here is a generation of digital influencers that are gaining more and more prominence on social media platforms, reaching millions of followers on Instagram. But this time, we're not talking about flesh-and-blood influencers, we're talking about virtual influencers that don't exist in real life. In other words, influencers who are technologically created on the computer.
Virtual influencers are part of the so-called fourth industrial revolution. With a combination of high-performance computer graphics and Artificial Intelligence, programmers and designers develop digital figures with human-like appearance and behavior, coupled with a digital data collection system.
While content creators for social media struggle to remain relevant in the midst of the pandemic, an alternative emerges in the form of virtual influencers. They can be in several places at the same time, they are spotted with celebrities from all over the world, they keep posting even in times of social isolation, they don't get sick. And they can be quite profitable.
According to a survey by Hype Auditor, virtual influencers engage up to 3 times more than real influencers. It is also worth noting that they are often created and controlled directly by a brand, so these influencers are safer to stay within the company's guidelines and without social interference, as can happen with real people.
At first sight, when visiting the account of a virtual influencer, it seems to be a profile like any other. With a very well-thought-out aesthetic, super real outfits, and environments. Everything is thought out to the smallest details and real, except for the fact that the protagonist is a computer graphics creation. We need to say that, despite being a little scary at first, we soon found ourselves interacting with those influencers and even saving their inspirational outfits.
In August 2020, the OnBuy website listed the online influencers that had the greatest financial return throughout the year. Check out who are the first 5:
To start the ranking of virtual digital influencers, Lil Miquela, with around £9 millions of predicted yearly earnings. She is a digital creation with more than three million followers on Instagram, who has released singles, and is one of the darlings of luxury brands such as Prada and Chanel.
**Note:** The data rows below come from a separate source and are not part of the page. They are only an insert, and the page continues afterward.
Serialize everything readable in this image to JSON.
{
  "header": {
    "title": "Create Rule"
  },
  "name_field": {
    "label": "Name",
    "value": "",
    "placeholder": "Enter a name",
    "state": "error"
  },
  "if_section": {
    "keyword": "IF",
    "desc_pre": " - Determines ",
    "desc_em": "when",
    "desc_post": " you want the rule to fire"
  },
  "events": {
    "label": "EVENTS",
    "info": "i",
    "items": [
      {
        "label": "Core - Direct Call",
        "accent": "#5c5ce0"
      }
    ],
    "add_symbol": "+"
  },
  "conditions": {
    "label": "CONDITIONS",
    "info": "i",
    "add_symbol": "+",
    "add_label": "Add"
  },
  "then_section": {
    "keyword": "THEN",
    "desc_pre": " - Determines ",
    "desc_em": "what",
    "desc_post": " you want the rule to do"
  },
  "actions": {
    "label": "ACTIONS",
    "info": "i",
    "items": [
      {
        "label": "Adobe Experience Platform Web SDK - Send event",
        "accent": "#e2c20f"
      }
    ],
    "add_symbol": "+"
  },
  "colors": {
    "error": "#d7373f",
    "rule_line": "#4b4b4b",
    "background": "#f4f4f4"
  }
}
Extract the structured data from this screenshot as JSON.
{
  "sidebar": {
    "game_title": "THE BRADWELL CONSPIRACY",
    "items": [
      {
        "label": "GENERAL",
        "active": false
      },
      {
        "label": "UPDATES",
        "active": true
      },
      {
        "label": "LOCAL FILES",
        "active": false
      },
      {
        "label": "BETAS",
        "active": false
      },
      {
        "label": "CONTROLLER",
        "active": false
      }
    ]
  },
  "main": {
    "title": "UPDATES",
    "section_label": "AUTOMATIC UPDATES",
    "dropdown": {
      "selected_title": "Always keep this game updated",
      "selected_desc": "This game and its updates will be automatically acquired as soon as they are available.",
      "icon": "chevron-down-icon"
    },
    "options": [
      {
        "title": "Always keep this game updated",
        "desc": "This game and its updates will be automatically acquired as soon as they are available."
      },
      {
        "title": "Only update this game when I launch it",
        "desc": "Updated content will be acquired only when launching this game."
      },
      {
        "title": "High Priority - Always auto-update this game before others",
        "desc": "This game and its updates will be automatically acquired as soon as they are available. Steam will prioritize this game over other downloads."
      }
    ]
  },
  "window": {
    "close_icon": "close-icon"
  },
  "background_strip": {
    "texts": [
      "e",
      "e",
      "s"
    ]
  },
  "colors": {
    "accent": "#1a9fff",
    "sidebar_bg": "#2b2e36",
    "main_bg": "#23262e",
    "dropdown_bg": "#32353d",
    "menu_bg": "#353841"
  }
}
In her social network, Miquela posts about fashion, lifestyle, food, and even selfies with real celebrities. In addition, the influencer is also engaged in social causes!
After Miquela, who topped the list, comes Noonoouri, with more than £2 millions of predicted yearly earnings. The only one on the list that does not resemble a real human, the virtual doll Noonoouri is successful in the world of fashion, being the cover of magazines and editorials from major brands around the world. In 2019, she became an official model at IMG Models, one of the most reputable modeling agencies in the world. She has already collaborated with brands such as Versace, Dior, and Nike.
With about half a million pounds of predicted yearly earnings, in third place is Imma, who defines herself as a virtual girl, interested in Japanese culture, movies, and art. She is characterized by pink hair and has starred in campaigns for fashion companies such as Puma and UNIQLO, in addition to working with other sectors, such as the Magnum ice cream brand.
In fourth place is Bermuda, with around £450,000 of predicted yearly earnings. Created by Brud, the same creator as Lil Miquela, she became famous for fighting with her on social media – all marketing, of course, and today the two are best friends. From well-posed photos eating pasta in a Los Angeles restaurant to clicks exercising at home, this is the "life" of the online influencer Bermuda who has worked for Chanel, Balenciaga, Tesla, Adam Selman, and Starbucks on her Instagram.
Bermuda’s on-off boyfriend and Miquela's friend from day one, Blawko is in 5th place with over £150,000 of predicted yearly earnings. Another Brud influencer, which trademark is never fully showing his face, covered by a black mask that hides his mouth and part of his nose. He has 149,000 followers and was the cover of the Singapore edition of Esquire fashion magazine, as well the face of a campaign for Absolut vodka.
Virtual influencers prove that it is not necessary for someone to actually exist to influence others. All that is needed is a figure to be popularized while transmitting the most diverse messages chosen by its creators. They are public figures who can approach perfection and are unaffected by criticism like most celebrities.